Smartphones and tablets have become the default computing device for most users. As the significant amount of time spent by most users on their mobile devices, so too have the storage needs of users increased significantly. The average smartphone user uses their smartphone to capture high resolution videos, play increasingly high graphic games, install close to 10 social networking apps and still needs the storage space for storing other official and personal documents. Smartphone manufacturers have offset some of this demand with the help of cloud storage and memory card slots, however it is now clear that smartphones will need bigger storage spaces. As Meizu MX3, world’s first 128GB smartphone hits the Chinese markets this week, we may need to answer, are memory cards heading the way of CDs and Floppy Disks?
Burgeoning Internal Memory
Most of us are familiar with the famous Moore’s Law, which talks about the reduction in size of transistors in computing devices, which in turns leads to an exponential increase in computing capability and memory capacities of computing devices. The law has held good for over 2 decades now. Take a look at your first iPod and the current Generation of smartphones and you will realise just how much the capacity of portable devices has gone up. The year 2014 beckons with it an age of high storage smartphones and devices. Samsung, the world’s largest manufacturer of storage devices have already begun the mass manufacture of 128GB embedded NAND flash storage modules. Smartphones coming out starting February will feature a 128GB variants that may begin an upward motion of smartphone internal memory. Expect Samsung’s Galaxy S5, LG G3, Sony Xperia Z successor and iPhone 6 to all feature 128GB storage variant that may not cost significantly more than the launch price of current flagships.

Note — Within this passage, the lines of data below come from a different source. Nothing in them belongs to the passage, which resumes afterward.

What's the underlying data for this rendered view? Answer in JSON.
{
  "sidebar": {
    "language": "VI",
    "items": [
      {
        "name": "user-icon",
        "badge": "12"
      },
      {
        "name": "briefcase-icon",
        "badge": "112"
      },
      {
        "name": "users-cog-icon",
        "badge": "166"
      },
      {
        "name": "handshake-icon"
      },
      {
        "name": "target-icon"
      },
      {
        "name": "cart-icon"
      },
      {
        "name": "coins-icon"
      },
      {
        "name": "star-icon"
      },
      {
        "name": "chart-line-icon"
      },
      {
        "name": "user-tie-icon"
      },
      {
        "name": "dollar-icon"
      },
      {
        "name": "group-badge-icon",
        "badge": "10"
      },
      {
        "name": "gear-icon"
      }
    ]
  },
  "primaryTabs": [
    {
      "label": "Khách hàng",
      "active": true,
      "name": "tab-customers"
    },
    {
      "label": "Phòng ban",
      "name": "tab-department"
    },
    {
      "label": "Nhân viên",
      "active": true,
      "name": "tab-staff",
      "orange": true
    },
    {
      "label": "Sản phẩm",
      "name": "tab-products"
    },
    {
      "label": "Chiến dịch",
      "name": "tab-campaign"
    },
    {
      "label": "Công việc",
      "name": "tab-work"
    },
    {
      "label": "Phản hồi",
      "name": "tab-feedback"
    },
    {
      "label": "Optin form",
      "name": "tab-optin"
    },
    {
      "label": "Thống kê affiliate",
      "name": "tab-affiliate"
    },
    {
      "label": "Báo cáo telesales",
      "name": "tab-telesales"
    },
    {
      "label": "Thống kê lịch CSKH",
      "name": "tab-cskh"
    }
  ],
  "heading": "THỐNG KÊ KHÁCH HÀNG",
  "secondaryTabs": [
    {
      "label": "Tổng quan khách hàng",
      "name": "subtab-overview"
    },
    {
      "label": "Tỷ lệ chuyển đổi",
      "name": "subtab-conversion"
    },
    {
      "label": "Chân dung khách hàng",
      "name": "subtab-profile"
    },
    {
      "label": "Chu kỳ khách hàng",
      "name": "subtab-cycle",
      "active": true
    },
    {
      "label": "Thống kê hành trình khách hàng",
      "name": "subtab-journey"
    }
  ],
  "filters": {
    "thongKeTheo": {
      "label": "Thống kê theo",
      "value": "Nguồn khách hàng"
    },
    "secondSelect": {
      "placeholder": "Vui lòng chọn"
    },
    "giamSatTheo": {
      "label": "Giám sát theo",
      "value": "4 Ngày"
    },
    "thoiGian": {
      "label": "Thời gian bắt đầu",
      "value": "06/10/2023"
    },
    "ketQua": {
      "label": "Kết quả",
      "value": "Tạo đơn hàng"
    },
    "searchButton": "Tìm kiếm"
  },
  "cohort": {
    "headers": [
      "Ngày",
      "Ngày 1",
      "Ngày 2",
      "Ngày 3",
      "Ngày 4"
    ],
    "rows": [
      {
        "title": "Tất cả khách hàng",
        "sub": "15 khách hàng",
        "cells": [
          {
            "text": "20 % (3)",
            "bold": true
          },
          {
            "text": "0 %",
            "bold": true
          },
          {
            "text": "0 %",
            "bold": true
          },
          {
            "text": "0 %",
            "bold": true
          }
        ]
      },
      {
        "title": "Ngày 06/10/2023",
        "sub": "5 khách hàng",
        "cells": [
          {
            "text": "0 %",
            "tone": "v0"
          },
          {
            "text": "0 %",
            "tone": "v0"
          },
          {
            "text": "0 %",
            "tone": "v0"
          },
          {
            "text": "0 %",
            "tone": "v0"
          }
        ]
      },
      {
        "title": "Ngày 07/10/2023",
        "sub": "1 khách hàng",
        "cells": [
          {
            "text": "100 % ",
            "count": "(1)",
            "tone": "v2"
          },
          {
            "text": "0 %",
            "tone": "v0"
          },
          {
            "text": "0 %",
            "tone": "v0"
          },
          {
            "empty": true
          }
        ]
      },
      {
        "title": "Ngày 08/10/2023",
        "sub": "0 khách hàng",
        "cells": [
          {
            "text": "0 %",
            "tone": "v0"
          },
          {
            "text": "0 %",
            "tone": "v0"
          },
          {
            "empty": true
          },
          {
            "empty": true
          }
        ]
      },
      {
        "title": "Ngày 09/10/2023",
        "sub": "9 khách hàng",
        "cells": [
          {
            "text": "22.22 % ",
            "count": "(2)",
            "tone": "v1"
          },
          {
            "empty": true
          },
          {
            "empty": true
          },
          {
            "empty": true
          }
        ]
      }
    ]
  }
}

The Internal Memory vs. Memory Card Slot Argument
For most smartphone manufacturers, the constant struggle has always been to decide between having a memory card expansion slot and not. The main argument used is that the performance of internal storage is always faster than expandable storage. However in the age of cloud computing, data affinity is certainly better for expandable storage than Cloud storage. Simply, a smartphone reads data faster from a memory card than from a Cloud service connected remotely. Typical 3G connection transfers data at 2Mb/s when the user is stationary whereas MicroSD card transfers data starting at 2MB/s to up to 104MB/s. Clearly MicroSD cards are a better solution than cloud storage in terms of transfer speed. Users may not necessarily feel the difference and may only need that extra storage to store their favourite music and pictures.
Will MicroSD Cards Die Out?
As smartphone capacity increases more users will prefer going for higher capacity machines. The typical smartphone still houses only 8GB of internal storage, an increasing chunk of which is used by OS and pre-installed bundled apps. However increased data consumption will keep increasing the need for more storage space. Most smartphones feature a microSD card slot. The sales of microSD cards is an added bonus to most manufacturers as well as it is one of the top selling smartphone accessory. The major argument in favour of microSD cards is also the exorbitant price of high end smartphones. The 64GB variant of Samsung Galaxy S4 costs INR 42,000 while the 16 GB variant costs a little over INR 34,000. A look at memory cards price list will show us just how much more viable it is for users to buy a 16GB variant and then invest in a memory card. The higher storage variants of popular smartphones are in fact all but absent in Indian e-commerce stores as well largely due to their exorbitant cost. It is clear that the 128GB smartphone may not ruffle any feathers.
The lowering of cost for memory devices as well as increase in capacity is definitely good news for the users. Even though internal storage of devices is on the rise, users may not yet shun the external memory cards for higher capacity models just yet. That is of course if smartphone manufacturers give them the choice. If smartphone makers go the way of Apple and refuse to provide expandable memory slots for their phones, users may just have to bit the bullet and buy a higher capacity model. However for now, such a scene is almost unthinkable. It seems that memory cards may not be heading the way of the floppy drive but instead be heading the way of external hard disk drives, as a means of quick data transfer and cheap extra storage.